Qtrax Begins Its Global Rollout: Free, Legal Music Sharing
For starters, it will operate in China (including Hong Kong), Taiwan, Philippines, Indonesia, Singapore, Malaysia, Australia and New Zealand. The official date is Oct. 29, a Thursday. By year's end, it will officially launch in the United States, Canada and the United Kingdom, though it already has been available as a 1.0 "preview" download in the U.S.
It appears to be available only for Windows users who have Windows Media Player 11, Microsoft .Net 2.0 and DRM security update.

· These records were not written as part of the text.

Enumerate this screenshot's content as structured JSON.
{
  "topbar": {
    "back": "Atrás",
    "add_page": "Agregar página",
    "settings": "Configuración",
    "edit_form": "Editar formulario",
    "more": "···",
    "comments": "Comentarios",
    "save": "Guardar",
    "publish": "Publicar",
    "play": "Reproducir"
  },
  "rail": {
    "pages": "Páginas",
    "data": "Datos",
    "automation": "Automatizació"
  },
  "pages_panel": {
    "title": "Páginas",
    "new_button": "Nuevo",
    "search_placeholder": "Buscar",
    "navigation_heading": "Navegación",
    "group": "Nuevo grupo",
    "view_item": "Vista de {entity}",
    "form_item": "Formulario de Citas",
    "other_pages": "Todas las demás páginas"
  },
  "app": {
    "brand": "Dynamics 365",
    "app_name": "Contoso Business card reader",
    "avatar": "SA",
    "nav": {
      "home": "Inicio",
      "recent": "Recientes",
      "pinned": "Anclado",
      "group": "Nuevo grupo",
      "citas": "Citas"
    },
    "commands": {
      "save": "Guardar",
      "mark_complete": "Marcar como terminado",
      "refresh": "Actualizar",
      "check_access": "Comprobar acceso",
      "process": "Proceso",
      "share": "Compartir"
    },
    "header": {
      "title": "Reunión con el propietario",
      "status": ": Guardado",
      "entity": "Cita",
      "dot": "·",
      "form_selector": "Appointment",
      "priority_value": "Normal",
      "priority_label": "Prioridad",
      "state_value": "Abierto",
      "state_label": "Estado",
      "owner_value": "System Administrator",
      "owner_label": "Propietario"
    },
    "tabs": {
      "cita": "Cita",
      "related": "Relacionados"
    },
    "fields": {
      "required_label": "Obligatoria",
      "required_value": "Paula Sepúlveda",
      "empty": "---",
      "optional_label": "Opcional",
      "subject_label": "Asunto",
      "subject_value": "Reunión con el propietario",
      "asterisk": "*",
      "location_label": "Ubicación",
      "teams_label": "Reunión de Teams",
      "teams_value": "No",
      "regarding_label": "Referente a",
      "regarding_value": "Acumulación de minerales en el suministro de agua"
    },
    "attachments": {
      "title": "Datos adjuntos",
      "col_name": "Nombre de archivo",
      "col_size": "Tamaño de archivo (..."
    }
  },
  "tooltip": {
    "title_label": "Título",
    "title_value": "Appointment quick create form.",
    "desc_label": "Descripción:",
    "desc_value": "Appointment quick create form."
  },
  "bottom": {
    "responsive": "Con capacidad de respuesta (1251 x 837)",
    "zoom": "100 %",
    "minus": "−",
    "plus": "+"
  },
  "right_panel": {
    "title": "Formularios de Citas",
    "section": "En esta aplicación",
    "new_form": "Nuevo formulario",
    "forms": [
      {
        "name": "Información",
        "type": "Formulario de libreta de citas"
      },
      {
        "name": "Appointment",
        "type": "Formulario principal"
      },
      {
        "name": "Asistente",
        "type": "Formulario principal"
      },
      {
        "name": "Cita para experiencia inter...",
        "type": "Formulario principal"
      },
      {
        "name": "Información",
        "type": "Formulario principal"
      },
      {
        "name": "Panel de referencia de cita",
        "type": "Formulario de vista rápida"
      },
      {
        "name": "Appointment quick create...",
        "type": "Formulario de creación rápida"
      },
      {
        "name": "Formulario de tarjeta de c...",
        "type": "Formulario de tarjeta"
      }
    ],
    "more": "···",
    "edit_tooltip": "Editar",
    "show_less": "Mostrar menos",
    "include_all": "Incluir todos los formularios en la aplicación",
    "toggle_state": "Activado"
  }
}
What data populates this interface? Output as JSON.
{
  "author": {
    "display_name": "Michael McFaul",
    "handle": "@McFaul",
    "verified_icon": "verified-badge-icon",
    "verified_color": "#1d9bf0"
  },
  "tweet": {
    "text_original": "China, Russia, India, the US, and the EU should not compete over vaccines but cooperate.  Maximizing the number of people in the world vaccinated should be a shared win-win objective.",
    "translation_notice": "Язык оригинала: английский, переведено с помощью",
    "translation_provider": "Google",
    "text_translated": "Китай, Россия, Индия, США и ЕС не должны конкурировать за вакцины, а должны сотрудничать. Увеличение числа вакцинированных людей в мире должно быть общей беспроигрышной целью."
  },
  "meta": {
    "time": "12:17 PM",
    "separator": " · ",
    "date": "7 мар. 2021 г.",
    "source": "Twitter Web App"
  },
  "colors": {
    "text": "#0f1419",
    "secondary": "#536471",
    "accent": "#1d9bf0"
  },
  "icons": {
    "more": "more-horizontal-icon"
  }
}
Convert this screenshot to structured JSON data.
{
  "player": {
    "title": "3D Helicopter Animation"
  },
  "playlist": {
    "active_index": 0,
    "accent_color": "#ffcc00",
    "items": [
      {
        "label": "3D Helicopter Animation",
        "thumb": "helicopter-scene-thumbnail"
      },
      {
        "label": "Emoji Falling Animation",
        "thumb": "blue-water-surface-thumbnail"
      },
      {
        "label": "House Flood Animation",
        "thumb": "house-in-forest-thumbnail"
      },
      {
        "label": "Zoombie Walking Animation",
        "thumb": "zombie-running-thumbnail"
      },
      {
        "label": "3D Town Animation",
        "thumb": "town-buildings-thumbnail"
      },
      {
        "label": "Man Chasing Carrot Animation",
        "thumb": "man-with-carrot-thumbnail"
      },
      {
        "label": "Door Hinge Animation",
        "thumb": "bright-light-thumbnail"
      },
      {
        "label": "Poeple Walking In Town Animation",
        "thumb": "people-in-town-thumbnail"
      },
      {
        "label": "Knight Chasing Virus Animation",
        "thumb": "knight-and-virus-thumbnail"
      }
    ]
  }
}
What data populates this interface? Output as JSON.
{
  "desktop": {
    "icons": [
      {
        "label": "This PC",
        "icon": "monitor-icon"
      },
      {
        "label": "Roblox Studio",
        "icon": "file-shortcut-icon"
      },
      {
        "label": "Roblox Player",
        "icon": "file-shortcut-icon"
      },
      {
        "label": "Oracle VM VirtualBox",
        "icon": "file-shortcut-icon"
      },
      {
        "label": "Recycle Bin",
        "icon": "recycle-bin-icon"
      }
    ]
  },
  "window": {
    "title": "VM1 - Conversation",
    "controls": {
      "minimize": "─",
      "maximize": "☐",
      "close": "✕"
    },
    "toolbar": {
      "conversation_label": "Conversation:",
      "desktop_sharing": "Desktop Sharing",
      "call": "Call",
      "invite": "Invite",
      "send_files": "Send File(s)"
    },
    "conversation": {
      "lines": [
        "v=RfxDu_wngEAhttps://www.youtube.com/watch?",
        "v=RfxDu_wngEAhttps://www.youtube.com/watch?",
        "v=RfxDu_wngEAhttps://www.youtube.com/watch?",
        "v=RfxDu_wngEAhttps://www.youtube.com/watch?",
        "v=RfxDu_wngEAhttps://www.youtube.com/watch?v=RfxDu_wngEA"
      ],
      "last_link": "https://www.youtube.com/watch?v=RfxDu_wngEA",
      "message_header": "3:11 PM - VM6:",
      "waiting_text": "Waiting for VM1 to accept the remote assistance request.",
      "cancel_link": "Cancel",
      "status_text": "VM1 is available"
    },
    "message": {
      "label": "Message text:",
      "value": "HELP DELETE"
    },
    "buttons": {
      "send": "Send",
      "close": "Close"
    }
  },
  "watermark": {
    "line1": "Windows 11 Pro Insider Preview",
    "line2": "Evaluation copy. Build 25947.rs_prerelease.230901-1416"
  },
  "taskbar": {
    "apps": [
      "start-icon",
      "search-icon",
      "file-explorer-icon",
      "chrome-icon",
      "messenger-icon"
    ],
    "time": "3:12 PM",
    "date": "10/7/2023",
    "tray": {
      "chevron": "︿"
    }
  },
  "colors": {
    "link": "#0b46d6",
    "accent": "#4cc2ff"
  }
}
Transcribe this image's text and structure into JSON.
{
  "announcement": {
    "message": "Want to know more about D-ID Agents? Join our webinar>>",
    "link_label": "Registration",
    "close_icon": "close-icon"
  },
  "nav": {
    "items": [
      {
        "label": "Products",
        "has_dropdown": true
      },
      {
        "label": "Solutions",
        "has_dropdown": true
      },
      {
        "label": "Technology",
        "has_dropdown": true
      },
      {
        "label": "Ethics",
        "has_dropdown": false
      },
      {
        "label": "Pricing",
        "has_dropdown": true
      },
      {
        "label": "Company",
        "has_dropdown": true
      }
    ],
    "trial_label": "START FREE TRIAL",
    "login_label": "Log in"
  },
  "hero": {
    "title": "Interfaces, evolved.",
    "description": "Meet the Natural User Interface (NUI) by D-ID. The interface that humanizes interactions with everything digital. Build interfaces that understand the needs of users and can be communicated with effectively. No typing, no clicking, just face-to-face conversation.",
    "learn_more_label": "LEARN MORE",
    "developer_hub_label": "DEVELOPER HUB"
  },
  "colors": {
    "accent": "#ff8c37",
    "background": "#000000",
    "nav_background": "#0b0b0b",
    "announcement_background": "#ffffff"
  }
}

Qtrax was announced last year and has deals with all the major music companies - EMI Music Publishing, Sony/ATV Music Publishing, TVT Records and Universal Music Group, among others. After downloading the software, users can play any of the songs in the catalog that they want and play those songs as often as they want, but only within the Qtrax client. That's why they have to be used within Windows Media Player - they use Microsoft's digital rights management technology.
Qtrax got the OK from the companies because it's supported by advertising, and is sharing revenue, naturally, with the "artists and rights holders" (i.e., the music labels). The important part is that it's legal, and users can play the songs as often as they want through Qtrax without fear of the RIAA. The first time you download a song from the service, there's a lag of a few seconds for "authentication," but once it's downloaded, users should be able to play songs at will, without delay.
Users will be able to share music, though how, exactly, that will work is a bit unclear. According to the website, you can create a playlist of tracks and then e-mail that playlist to your friends.
Asia is the first target for the global rollout, company officials said, because of the intense Internet use there. Qtrax President and CEO Allan Klepfisz said Internet users grew by 474.9 percent between 2000 and 2008 (280.7 percent in the rest of the world) and 83.7 percent of users in China download music (in the U.S., that figure is 40 percent). Qtrax is based in New York City and is a subsidiary of Brilliant Technologies Corporation, a publicly traded technology holding company.